DATA UNDER STUDY —

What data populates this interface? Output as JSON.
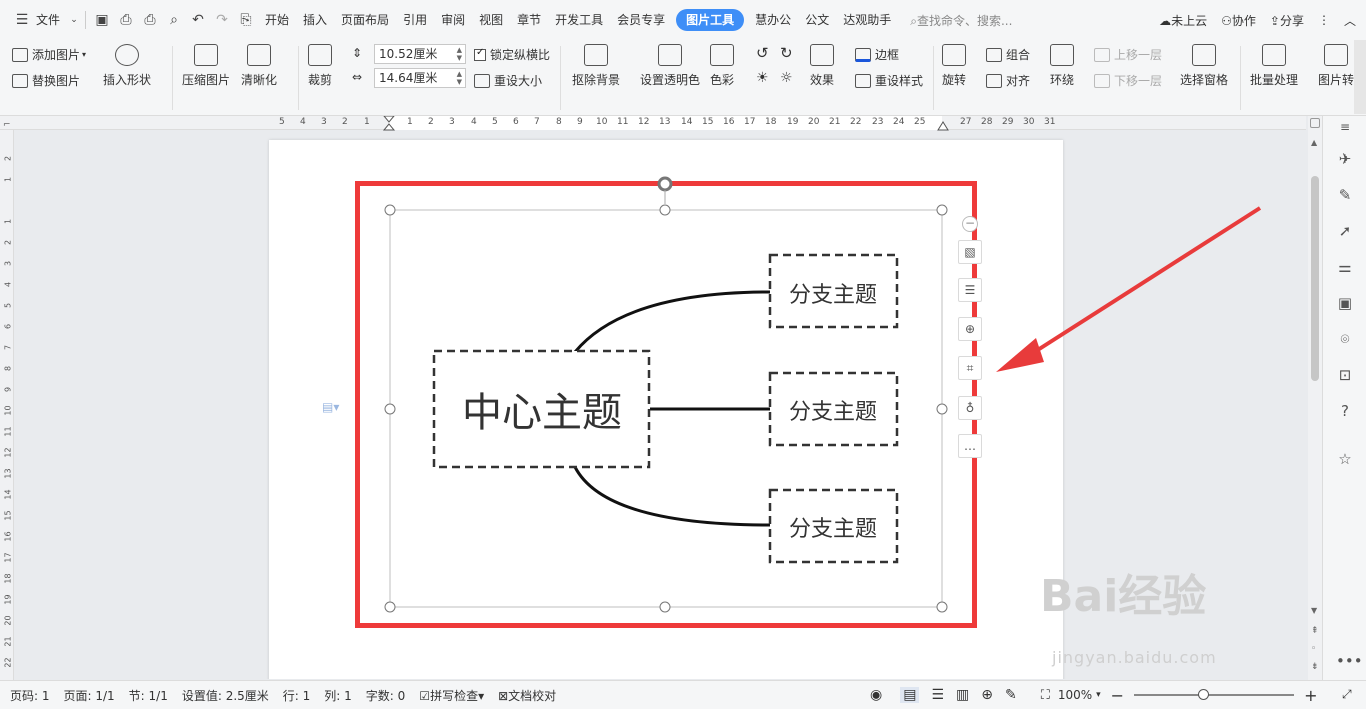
{
  "menubar": {
    "file": "文件",
    "tabs": [
      "开始",
      "插入",
      "页面布局",
      "引用",
      "审阅",
      "视图",
      "章节",
      "开发工具",
      "会员专享"
    ],
    "active_tab": "图片工具",
    "tabs_after": [
      "慧办公",
      "公文",
      "达观助手"
    ],
    "search": "查找命令、搜索...",
    "cloud": "未上云",
    "collab": "协作",
    "share": "分享"
  },
  "ribbon": {
    "add_image": "添加图片",
    "replace_image": "替换图片",
    "insert_shape": "插入形状",
    "compress": "压缩图片",
    "sharpen": "清晰化",
    "crop": "裁剪",
    "width": "10.52厘米",
    "height": "14.64厘米",
    "lock_ratio": "锁定纵横比",
    "reset_size": "重设大小",
    "remove_bg": "抠除背景",
    "set_transparent": "设置透明色",
    "color": "色彩",
    "effects": "效果",
    "border": "边框",
    "reset_style": "重设样式",
    "rotate": "旋转",
    "group": "组合",
    "align": "对齐",
    "wrap": "环绕",
    "bring_forward": "上移一层",
    "send_backward": "下移一层",
    "selection_pane": "选择窗格",
    "batch": "批量处理",
    "image_convert": "图片转"
  },
  "ruler": {
    "h_left": [
      "5",
      "4",
      "3",
      "2",
      "1"
    ],
    "h_right": [
      "1",
      "2",
      "3",
      "4",
      "5",
      "6",
      "7",
      "8",
      "9",
      "10",
      "11",
      "12",
      "13",
      "14",
      "15",
      "16",
      "17",
      "18",
      "19",
      "20",
      "21",
      "22",
      "23",
      "24",
      "25",
      "26",
      "27",
      "28",
      "29",
      "30",
      "31"
    ],
    "v": [
      "2",
      "1",
      "1",
      "2",
      "3",
      "4",
      "5",
      "6",
      "7",
      "8",
      "9",
      "10",
      "11",
      "12",
      "13",
      "14",
      "15",
      "16",
      "17",
      "18",
      "19",
      "20",
      "21",
      "22",
      "23"
    ]
  },
  "mindmap": {
    "center": "中心主题",
    "branches": [
      "分支主题",
      "分支主题",
      "分支主题"
    ]
  },
  "status": {
    "page_num": "页码: 1",
    "pages": "页面: 1/1",
    "section": "节: 1/1",
    "setting": "设置值: 2.5厘米",
    "row": "行: 1",
    "col": "列: 1",
    "words": "字数: 0",
    "spell": "拼写检查",
    "proof": "文档校对",
    "zoom": "100%"
  },
  "watermark": {
    "main": "Bai经验",
    "sub": "jingyan.baidu.com"
  },
  "colors": {
    "accent": "#3e8ef7",
    "highlight": "#ee3a3a",
    "arrow": "#e83b3b"
  }
}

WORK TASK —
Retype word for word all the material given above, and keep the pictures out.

RESULT —
What data populates this interface? Output as JSON.
{
  "menubar": {
    "file": "文件",
    "tabs": [
      "开始",
      "插入",
      "页面布局",
      "引用",
      "审阅",
      "视图",
      "章节",
      "开发工具",
      "会员专享"
    ],
    "active_tab": "图片工具",
    "tabs_after": [
      "慧办公",
      "公文",
      "达观助手"
    ],
    "search": "查找命令、搜索...",
    "cloud": "未上云",
    "collab": "协作",
    "share": "分享"
  },
  "ribbon": {
    "add_image": "添加图片",
    "replace_image": "替换图片",
    "insert_shape": "插入形状",
    "compress": "压缩图片",
    "sharpen": "清晰化",
    "crop": "裁剪",
    "width": "10.52厘米",
    "height": "14.64厘米",
    "lock_ratio": "锁定纵横比",
    "reset_size": "重设大小",
    "remove_bg": "抠除背景",
    "set_transparent": "设置透明色",
    "color": "色彩",
    "effects": "效果",
    "border": "边框",
    "reset_style": "重设样式",
    "rotate": "旋转",
    "group": "组合",
    "align": "对齐",
    "wrap": "环绕",
    "bring_forward": "上移一层",
    "send_backward": "下移一层",
    "selection_pane": "选择窗格",
    "batch": "批量处理",
    "image_convert": "图片转"
  },
  "ruler": {
    "h_left": [
      "5",
      "4",
      "3",
      "2",
      "1"
    ],
    "h_right": [
      "1",
      "2",
      "3",
      "4",
      "5",
      "6",
      "7",
      "8",
      "9",
      "10",
      "11",
      "12",
      "13",
      "14",
      "15",
      "16",
      "17",
      "18",
      "19",
      "20",
      "21",
      "22",
      "23",
      "24",
      "25",
      "26",
      "27",
      "28",
      "29",
      "30",
      "31"
    ],
    "v": [
      "2",
      "1",
      "1",
      "2",
      "3",
      "4",
      "5",
      "6",
      "7",
      "8",
      "9",
      "10",
      "11",
      "12",
      "13",
      "14",
      "15",
      "16",
      "17",
      "18",
      "19",
      "20",
      "21",
      "22",
      "23"
    ]
  },
  "mindmap": {
    "center": "中心主题",
    "branches": [
      "分支主题",
      "分支主题",
      "分支主题"
    ]
  },
  "status": {
    "page_num": "页码: 1",
    "pages": "页面: 1/1",
    "section": "节: 1/1",
    "setting": "设置值: 2.5厘米",
    "row": "行: 1",
    "col": "列: 1",
    "words": "字数: 0",
    "spell": "拼写检查",
    "proof": "文档校对",
    "zoom": "100%"
  },
  "watermark": {
    "main": "Bai经验",
    "sub": "jingyan.baidu.com"
  },
  "colors": {
    "accent": "#3e8ef7",
    "highlight": "#ee3a3a",
    "arrow": "#e83b3b"
  }
}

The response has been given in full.